*Action item*. How many lines in the listing below contain the string "response"? Say only the number.

*Listed records*.
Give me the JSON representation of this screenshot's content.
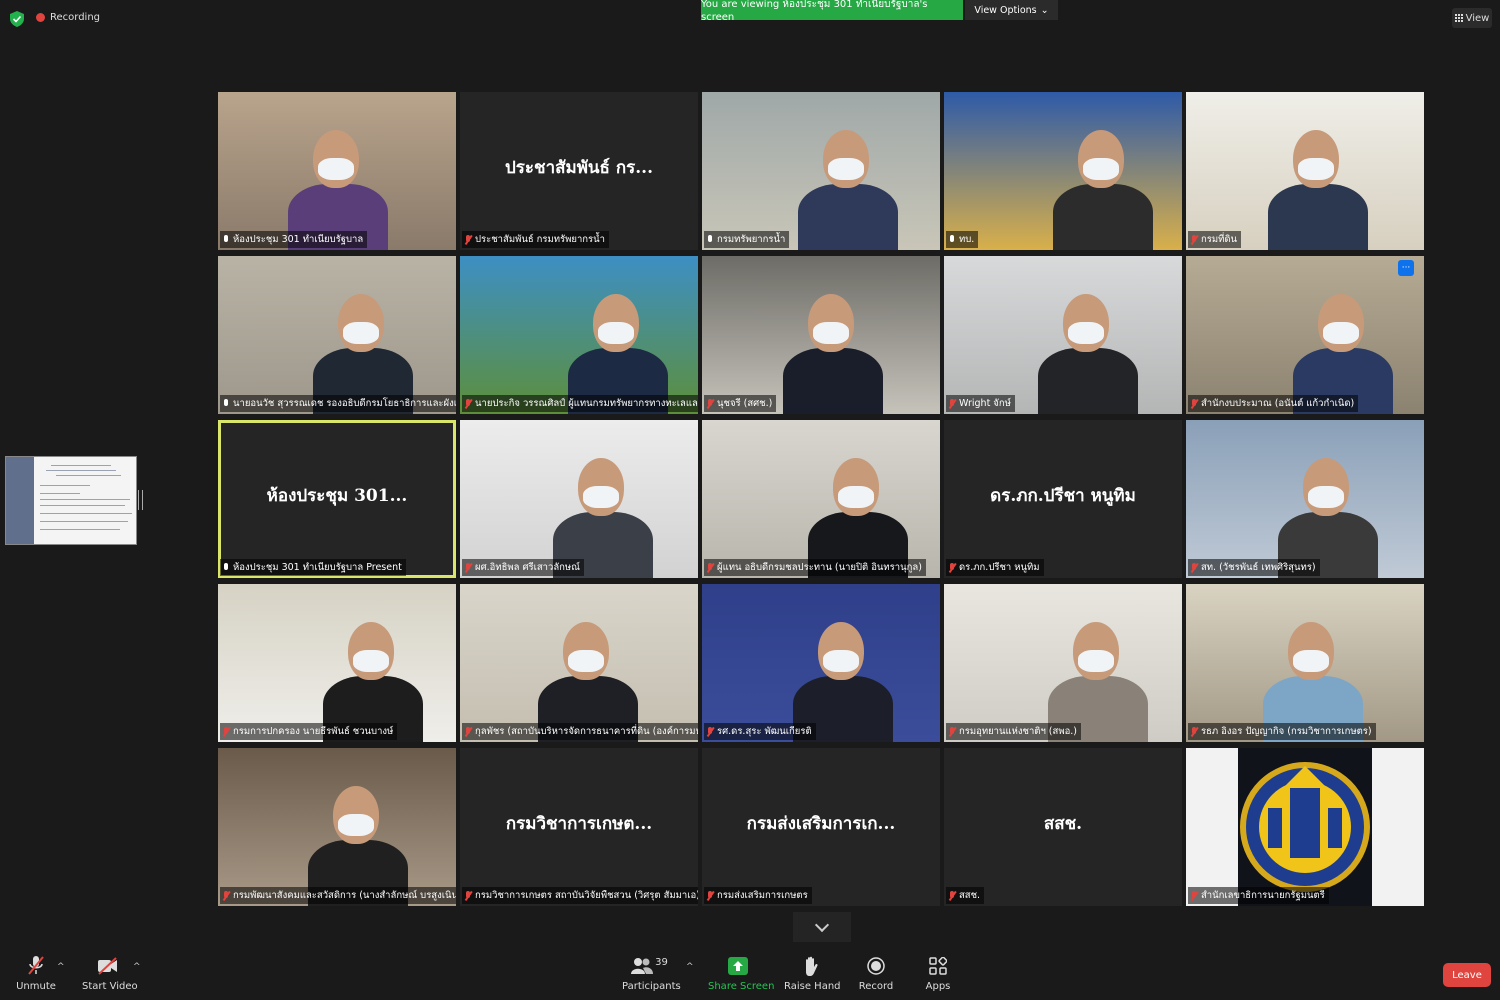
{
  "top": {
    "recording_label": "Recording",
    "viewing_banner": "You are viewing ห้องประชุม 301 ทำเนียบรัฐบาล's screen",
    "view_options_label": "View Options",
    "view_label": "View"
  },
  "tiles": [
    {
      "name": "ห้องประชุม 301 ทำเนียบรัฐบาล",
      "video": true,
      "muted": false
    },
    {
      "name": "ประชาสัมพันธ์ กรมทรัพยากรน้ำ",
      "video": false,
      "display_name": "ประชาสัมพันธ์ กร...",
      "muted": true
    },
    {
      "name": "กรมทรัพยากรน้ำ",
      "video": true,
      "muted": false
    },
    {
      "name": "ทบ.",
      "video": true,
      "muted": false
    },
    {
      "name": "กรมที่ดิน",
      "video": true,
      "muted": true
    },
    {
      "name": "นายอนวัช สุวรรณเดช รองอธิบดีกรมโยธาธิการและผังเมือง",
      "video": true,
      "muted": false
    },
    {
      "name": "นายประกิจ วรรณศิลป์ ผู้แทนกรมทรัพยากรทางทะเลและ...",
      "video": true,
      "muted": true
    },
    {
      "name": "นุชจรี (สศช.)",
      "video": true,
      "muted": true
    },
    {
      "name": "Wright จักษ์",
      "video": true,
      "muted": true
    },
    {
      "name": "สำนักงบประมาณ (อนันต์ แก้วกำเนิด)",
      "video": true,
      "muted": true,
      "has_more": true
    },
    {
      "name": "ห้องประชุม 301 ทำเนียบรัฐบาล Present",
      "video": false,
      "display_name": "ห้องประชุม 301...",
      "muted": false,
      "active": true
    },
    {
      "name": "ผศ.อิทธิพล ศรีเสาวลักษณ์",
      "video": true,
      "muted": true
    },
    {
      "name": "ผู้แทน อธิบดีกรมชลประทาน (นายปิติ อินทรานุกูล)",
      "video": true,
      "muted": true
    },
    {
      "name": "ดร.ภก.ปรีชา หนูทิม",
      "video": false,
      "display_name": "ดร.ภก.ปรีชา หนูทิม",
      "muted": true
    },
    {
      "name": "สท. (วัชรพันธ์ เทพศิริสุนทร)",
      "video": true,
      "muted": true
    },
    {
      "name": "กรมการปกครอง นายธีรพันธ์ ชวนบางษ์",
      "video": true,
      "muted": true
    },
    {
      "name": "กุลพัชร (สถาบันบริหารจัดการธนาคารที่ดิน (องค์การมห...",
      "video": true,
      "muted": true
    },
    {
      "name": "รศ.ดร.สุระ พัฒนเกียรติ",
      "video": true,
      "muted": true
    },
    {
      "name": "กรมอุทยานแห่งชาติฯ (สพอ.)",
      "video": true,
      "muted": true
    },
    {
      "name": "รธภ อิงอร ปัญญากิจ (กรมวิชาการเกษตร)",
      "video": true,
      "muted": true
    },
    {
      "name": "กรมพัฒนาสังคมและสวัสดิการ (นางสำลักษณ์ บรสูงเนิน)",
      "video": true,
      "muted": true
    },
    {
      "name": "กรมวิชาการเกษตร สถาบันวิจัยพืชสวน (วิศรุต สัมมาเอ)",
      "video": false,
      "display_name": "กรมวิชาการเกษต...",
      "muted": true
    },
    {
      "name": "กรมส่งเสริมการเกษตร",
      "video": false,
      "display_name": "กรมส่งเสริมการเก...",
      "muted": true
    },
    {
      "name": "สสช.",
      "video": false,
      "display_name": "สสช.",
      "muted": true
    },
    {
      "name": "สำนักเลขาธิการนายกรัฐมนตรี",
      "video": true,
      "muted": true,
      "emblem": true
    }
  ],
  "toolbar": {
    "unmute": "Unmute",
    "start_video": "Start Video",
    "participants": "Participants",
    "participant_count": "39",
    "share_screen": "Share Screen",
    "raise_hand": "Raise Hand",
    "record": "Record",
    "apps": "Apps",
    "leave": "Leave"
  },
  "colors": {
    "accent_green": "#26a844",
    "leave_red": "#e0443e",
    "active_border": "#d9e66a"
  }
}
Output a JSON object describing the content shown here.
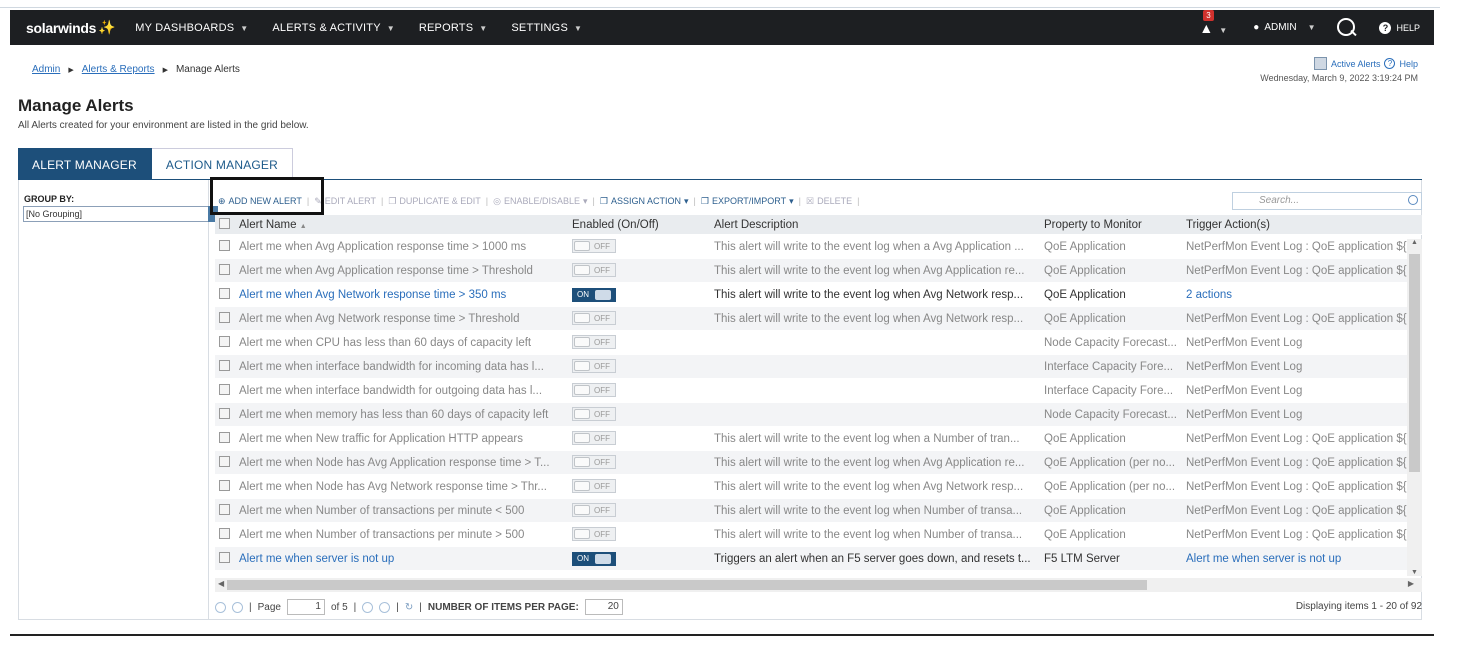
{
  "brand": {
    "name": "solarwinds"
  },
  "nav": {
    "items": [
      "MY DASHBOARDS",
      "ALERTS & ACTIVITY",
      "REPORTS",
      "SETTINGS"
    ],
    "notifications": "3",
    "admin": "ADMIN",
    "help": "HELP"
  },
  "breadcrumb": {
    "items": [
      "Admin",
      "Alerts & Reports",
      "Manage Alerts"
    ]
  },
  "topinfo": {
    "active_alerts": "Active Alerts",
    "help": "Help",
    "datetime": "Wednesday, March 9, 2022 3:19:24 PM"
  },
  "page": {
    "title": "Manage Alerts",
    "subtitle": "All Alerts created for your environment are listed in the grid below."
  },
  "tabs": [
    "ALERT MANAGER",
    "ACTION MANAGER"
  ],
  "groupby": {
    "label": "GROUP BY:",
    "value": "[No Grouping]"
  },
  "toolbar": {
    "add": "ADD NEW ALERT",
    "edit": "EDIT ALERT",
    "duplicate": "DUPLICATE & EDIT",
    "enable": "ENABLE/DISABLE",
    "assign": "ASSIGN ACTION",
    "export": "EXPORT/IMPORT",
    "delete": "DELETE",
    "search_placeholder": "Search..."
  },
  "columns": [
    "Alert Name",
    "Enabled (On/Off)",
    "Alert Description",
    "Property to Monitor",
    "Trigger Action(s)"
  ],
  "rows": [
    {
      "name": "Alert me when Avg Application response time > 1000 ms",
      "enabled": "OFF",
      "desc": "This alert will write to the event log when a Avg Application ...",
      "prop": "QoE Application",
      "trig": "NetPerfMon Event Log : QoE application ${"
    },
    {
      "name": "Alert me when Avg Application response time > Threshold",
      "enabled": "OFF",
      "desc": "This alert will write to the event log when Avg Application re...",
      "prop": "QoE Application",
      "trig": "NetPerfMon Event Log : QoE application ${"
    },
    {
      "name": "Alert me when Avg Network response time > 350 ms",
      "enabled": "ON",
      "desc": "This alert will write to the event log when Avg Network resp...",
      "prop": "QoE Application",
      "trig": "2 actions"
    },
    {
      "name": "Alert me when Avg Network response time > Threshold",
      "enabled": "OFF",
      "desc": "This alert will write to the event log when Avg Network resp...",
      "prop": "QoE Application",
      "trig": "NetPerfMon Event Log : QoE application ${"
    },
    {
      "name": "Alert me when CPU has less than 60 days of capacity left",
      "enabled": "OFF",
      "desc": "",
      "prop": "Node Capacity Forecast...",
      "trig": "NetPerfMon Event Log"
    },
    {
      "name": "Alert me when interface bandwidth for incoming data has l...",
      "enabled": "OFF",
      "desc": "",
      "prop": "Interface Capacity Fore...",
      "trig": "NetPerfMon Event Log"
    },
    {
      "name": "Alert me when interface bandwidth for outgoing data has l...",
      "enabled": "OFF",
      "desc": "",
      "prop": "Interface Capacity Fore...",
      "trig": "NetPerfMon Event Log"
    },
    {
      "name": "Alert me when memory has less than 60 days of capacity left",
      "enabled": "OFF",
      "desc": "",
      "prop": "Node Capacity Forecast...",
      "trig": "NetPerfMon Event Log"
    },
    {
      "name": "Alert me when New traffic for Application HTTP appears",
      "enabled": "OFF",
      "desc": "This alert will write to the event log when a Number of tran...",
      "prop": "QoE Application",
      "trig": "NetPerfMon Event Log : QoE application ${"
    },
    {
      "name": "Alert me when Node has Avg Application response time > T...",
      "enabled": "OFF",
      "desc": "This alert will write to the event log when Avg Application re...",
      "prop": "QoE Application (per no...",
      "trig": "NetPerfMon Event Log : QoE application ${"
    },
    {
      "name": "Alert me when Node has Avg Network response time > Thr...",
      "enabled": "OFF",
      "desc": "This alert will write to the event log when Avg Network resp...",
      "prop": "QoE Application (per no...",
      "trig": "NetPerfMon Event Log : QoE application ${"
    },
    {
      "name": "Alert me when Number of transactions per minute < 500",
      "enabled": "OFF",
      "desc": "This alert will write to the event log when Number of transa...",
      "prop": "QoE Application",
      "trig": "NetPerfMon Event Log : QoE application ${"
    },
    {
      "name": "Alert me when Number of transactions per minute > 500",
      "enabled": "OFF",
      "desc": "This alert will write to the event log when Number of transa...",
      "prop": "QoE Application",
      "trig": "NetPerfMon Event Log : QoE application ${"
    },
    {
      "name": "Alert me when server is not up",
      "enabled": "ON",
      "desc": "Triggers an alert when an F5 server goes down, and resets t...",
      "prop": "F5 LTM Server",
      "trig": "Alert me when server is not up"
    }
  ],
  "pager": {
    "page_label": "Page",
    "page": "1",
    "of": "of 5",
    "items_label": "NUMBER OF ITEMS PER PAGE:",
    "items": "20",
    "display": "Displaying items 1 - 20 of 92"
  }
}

*Answer below*. 6